Monday, November 19, 2012

Hall of Fame

My new favorite hobby is studying awesome people.

Last summer I discovered the book "Lessons from Great Lives" by Sterling Sill (but if you want it, get the old edition since the "co-author" of the new one took out half the people, though he did add in two, including a chapter on Sterling Sill).  For quite some time I've watched for great qualities in people that I want to emulate, but Sill talks about creating his own personal "Hall of Fame" of people with qualities he wanted to build in himself.  It's an inspiring read, and it's helped me to see history in a new, more real light.  Sill wrote biographies of over 100 people for his own benefit.  As he states, "A person who provides a good example has the blessed ability of arousing a desire in others to develop their own talents and aptitudes to their upper limits.  The tremendous upward pull that one personality may have upon another might be compared to the attraction that the planets exert as they hold each other in their orbits."  

From Sill, I learned about another source on great people.  Elbert Hubbard wrote the "Little Journeys into the Homes of Great..." series, which includes great scientists, orators, teachers, women (because they were written a long time ago when we needed our own book), reformers, musicians, etc.  Lucky enough, these are in the public domain and free for use.  I've only read a few of these, one that I thought was odd because it didn't have nearly enough about the person, and two others that I really enjoyed.

Then a couple months ago we had just walked into Deseret Book when I noticed the book "10 Great Souls I Want to Meet in Heaven" by S. Michael Wilcox.  I carried it around the rest of the time we were there telling myself to put it back, but when I didn't, I googled for a coupon and bought it.  Very glad I did.  Wilcox mentions that when he initially started making his own list of great people, he began with family, then thought of people in the scriptures, historical figures, and even great characters in literature, but for the book he chose historical figures.  One quote from the preface that gives me chills (referring to things like Psalms 8:4-5), "Sometimes it is difficult to believe such lofty thoughts are describing us and our fellow human travelers.  It is certainly true we have, as a race, often not lived up to these divine potentialities.  Yet man was created in the image of God, not only outwardly, but also inwardly, in the qualities of the soul.  Humanity was the last act of creation, its crown!  We shouldn't be surprised to see evidences of glory and honor in our fellowmen."

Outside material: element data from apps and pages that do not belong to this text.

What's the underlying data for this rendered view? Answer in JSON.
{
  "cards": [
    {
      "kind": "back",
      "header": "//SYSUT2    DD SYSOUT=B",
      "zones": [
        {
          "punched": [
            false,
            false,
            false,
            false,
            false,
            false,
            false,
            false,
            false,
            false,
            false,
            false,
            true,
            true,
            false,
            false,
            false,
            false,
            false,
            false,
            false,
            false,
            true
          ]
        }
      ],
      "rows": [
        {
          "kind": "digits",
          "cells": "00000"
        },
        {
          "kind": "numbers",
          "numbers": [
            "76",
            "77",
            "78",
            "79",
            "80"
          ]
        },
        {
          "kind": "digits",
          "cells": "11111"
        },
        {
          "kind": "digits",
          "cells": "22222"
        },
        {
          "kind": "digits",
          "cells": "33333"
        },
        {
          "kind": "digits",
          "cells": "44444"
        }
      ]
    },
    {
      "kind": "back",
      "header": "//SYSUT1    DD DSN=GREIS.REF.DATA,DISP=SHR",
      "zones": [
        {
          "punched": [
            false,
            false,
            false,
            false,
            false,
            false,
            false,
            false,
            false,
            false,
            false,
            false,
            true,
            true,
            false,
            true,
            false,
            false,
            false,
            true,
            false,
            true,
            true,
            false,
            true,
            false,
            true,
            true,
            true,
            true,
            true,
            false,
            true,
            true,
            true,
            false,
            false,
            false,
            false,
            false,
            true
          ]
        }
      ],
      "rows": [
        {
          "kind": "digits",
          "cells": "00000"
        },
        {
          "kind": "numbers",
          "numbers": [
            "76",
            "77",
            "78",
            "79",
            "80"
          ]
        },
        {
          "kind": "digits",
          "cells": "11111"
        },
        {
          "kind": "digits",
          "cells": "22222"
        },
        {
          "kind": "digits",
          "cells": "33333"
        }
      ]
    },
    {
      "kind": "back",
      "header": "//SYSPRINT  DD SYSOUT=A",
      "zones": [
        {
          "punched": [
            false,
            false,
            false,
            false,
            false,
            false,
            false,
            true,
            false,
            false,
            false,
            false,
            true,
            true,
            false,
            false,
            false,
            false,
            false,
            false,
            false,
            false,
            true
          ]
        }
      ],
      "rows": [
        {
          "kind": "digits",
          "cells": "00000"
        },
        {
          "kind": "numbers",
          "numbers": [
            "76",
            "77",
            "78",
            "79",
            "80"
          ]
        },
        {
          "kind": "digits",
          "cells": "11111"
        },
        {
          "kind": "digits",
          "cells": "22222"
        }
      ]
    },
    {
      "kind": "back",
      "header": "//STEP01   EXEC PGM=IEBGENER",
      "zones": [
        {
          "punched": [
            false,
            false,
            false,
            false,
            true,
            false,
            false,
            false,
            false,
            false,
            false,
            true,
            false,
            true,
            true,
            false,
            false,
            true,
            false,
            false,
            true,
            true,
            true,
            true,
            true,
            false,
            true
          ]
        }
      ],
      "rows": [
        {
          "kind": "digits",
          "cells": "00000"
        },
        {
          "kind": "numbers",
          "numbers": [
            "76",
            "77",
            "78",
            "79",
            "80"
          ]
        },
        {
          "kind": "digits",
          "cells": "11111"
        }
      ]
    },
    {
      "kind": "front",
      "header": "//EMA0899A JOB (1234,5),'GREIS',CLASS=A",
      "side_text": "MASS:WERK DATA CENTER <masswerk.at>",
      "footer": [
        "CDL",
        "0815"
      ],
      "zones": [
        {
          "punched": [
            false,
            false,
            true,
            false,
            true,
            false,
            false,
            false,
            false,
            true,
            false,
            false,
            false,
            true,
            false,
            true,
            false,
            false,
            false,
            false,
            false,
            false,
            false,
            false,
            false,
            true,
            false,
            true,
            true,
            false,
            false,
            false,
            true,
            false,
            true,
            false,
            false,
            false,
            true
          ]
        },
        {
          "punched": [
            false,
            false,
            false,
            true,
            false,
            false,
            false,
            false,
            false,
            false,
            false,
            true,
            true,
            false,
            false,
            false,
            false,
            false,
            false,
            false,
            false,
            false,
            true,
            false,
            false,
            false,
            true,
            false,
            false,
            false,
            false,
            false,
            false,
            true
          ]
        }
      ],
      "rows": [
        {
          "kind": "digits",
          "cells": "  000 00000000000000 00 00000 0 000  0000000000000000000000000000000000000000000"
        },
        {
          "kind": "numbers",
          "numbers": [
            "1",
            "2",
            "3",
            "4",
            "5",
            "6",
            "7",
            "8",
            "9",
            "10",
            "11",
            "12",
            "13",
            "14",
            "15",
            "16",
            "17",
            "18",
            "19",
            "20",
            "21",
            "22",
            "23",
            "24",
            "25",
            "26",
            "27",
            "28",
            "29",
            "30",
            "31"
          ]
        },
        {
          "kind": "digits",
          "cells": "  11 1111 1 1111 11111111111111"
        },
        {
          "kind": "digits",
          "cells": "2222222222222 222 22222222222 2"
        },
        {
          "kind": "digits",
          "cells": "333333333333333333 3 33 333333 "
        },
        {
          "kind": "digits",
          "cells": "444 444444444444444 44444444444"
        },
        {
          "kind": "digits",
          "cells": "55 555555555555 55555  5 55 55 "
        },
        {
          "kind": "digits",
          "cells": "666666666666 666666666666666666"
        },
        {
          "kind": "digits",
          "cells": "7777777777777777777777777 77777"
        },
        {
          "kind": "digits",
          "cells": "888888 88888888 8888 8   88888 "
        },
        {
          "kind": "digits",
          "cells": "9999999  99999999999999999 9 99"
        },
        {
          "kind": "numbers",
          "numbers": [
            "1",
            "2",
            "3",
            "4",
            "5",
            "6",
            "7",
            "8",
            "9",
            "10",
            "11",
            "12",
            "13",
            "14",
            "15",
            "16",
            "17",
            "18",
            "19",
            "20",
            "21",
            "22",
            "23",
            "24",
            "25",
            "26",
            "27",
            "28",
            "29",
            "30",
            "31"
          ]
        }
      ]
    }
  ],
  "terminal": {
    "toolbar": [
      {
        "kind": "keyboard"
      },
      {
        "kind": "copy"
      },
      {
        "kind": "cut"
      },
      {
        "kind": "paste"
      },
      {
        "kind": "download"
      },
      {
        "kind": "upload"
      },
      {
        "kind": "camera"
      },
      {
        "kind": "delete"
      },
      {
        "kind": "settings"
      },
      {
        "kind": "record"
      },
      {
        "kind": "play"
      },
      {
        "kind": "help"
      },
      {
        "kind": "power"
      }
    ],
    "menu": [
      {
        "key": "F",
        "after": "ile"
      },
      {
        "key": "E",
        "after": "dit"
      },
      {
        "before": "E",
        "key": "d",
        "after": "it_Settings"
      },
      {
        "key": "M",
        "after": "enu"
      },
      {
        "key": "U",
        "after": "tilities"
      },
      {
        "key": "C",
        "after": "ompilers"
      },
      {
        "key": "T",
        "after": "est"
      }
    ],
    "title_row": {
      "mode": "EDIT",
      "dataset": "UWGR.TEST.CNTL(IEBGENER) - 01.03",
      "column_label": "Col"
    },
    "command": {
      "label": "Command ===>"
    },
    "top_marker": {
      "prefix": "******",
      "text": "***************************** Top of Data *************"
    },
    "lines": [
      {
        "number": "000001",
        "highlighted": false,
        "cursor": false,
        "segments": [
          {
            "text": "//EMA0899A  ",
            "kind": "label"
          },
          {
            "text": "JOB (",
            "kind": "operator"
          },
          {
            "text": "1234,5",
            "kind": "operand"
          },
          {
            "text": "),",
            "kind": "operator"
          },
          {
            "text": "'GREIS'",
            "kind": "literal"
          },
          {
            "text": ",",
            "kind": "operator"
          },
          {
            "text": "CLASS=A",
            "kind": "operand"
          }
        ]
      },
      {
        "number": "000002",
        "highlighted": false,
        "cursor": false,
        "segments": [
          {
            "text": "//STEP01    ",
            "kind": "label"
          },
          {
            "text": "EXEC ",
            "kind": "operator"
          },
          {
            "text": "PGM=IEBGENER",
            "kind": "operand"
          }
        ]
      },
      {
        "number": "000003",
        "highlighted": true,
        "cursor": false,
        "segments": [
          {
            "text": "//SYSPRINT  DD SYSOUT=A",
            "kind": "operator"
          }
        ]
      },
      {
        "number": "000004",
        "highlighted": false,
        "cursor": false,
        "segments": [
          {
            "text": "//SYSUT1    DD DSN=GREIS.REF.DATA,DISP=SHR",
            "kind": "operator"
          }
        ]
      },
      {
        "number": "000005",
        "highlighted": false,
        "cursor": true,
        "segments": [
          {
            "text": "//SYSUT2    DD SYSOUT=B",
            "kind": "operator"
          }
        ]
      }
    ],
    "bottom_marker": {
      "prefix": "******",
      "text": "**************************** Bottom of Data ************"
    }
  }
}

I've been able to teach about and discuss some of the great people I've been studying during Vanguard, our homeschool group, but I've decided I need to keep a better record of that for my own Hall of Fame, and maybe to spark the interest of others that might want to learn about some of these greats as well.  Stay tuned.  (This might actually get me blogging somewhat regularly again.)

P.S.  Here's an interesting article I found with a "discussion" between 10 greats.


  1. I love it. The "Hall's Hall of Fame!"

    How're you doing? Miss you!


  2. Love it, Marni! I still need to read those, but that quote was so powerful, the one about how we shouldn't be surprised ot see it in our fellowman, who are created in the image of God. What an incredible thought! Thanks for taking the time to share and post it...wish I could be sitting there in Vanguard listening to you :)...